Derrick DePledge: Behind the News: 'There's a sense of vibrancy in Astoria'

Jan. 21—Scott Spence took on the role as Astoria city manager this month.

He served for nearly 12 years as the city manager in Lacey, Washington, a suburb of Olympia with more than five times the population of Astoria.

Spence brings an outside perspective. The last two city managers — Brett Estes and Paul Benoit — had long tenures as community development director before taking over the top job.

"I sometimes say that when you're in city government, you really are in the quality of life business," Spence said. "And so, are we providing essential services to the residents of Astoria? Are we meeting the needs of the residents and the business community? And are we actually sustaining the business community and actually making sure that they're successful?"

In an interview, Spence discussed the biggest public policy challenge facing the city and how he will define success.

Q: What have you learned about Astoria that you did not know when you applied for the job as city manager?

A: Well, I think I somewhat knew, but I think it's been magnified. I just think there is a true pride in being in Astoria — or actually even being born and raised in Astoria.

And I think that's something special. It communicates how much people care about their community and their city.

When you do have the interaction like, well, where are you from? Most places, when you travel and you say, 'Where are you from?' My assumption is people would say, 'I'm from Astoria.' They don't say, 'I'm from Portland.' They don't say I'm from the bigger city.

People know this area and the history, and there is a point of pride in that.

Q: What do you consider the biggest public policy challenges facing the city?

A: Housing clearly is an obvious issue. I'm currently confronting that myself, in trying to relocate from another state to Astoria.

And clearly Astoria is predominantly built out, and so you don't have greenfields or new housing subdivisions. So that will be the challenge.

How do you keep the vibrancy of the community, but still allow some ability for people to want to live? And people that work here. The great thing about being part of the city, you want to be able to live where you work.

So it would be great to have everyone have that opportunity.

That is a challenge and it's going to take some creativity to see how at some point you can move those margins.

Q: Astoria is a unique place and people who live here are rightly protective of its history and culture. But we've seen an ugly strain in our politics over the past few years around themes of preserving "our town," especially in the housing discussion. Coming from the outside, how do you deal with that as a leader?

A: Well, I think every community wants to preserve their quality of life.

I think when people come to an area, there is an element of what should be preserved and what should be changed. I guess, to some degree, I think that's a little bit early for me to say, kind of this is what we need to do, so to speak.

But people come here because the community is great as it is. So it's kind of interesting in terms of preserving. There is a point of saying, yeah, let's preserve what makes Astoria special. You do want to protect that.

I think there is a level of responsibility to make sure that Astoria is the community that it is because of what it's currently doing.

So I don't think you go in and disrupt that.

Q: There is sometimes a disconnect between how we see ourselves as a city and the reality. For all our vibrancy, there are still too many empty storefronts and underused properties downtown and along the river. Does Astoria need a better economic development strategy?

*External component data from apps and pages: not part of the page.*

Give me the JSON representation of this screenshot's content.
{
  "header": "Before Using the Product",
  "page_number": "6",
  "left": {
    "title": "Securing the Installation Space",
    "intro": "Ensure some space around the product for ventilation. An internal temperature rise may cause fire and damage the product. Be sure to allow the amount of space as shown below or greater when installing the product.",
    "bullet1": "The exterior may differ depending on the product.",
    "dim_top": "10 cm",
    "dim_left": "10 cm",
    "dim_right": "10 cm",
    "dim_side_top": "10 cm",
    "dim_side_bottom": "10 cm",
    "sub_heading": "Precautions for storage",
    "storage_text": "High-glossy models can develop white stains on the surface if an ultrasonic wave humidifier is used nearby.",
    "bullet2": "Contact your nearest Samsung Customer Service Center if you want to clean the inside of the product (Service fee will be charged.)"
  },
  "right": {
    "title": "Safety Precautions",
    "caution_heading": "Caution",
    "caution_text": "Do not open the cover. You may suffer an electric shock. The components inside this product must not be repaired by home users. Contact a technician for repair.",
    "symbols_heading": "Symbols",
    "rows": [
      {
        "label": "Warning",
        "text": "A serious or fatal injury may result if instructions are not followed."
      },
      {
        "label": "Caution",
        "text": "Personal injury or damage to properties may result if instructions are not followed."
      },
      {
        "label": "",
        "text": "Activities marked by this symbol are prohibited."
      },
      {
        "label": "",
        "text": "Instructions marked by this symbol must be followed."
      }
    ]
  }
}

A: I've obviously visited Astoria before. I'm really impressed with what Astoria actually has, in terms of, you go to other communities, and you do see a lot more vacancies, a lot more buildings that are I'd say in disrepair.

There's a sense of vibrancy in Astoria. I think people should be proud of that.

The economic initiatives that have occurred prior, too, have actually helped Astoria what it currently is right now.

Clearly, you want to make sure that the business community is still successful. And if there's opportunities for future growth that can complement what is currently here, I think that would be a focus.

I think the economic direction that Astoria is on is good. You always want to make sure that there is job opportunities for people who come to Astoria.

I think what I've learned, the Hyak (Maritime) project on Tongue Point, that is unbelievable. That's great. If you can actually have a maritime industry, which is part of Astoria's history, I mean, that's great.

I think those opportunities are great to be able to build on and leverage.

Q: How are you going to define success in this role?

A: I sometimes say that when you're in city government, you really are in the quality of life business.

And so, are we providing essential services to the residents of Astoria? Are we meeting the needs of the residents and the business community? And are we actually sustaining the business community and actually making sure that they're successful?

I think, when we talk about economic sustainability, you want to make sure that the businesses that are currently here are being successful. So what can we do in partnership as the city government to make sure that they're being successful?

We're not only a partner, but we have a role, too, to make sure that we're creating a higher standard of life.

Q: What do you want people to know about you that they may not already?

A: I genuinely care about public service. I believe city government can be a force of good. I think it's an essential part of being a community.

I see government as being a partner with, really, the residents, the business community and trying to, again, preserve the quality of life that people enjoy here. And raise the quality of life for Astorians.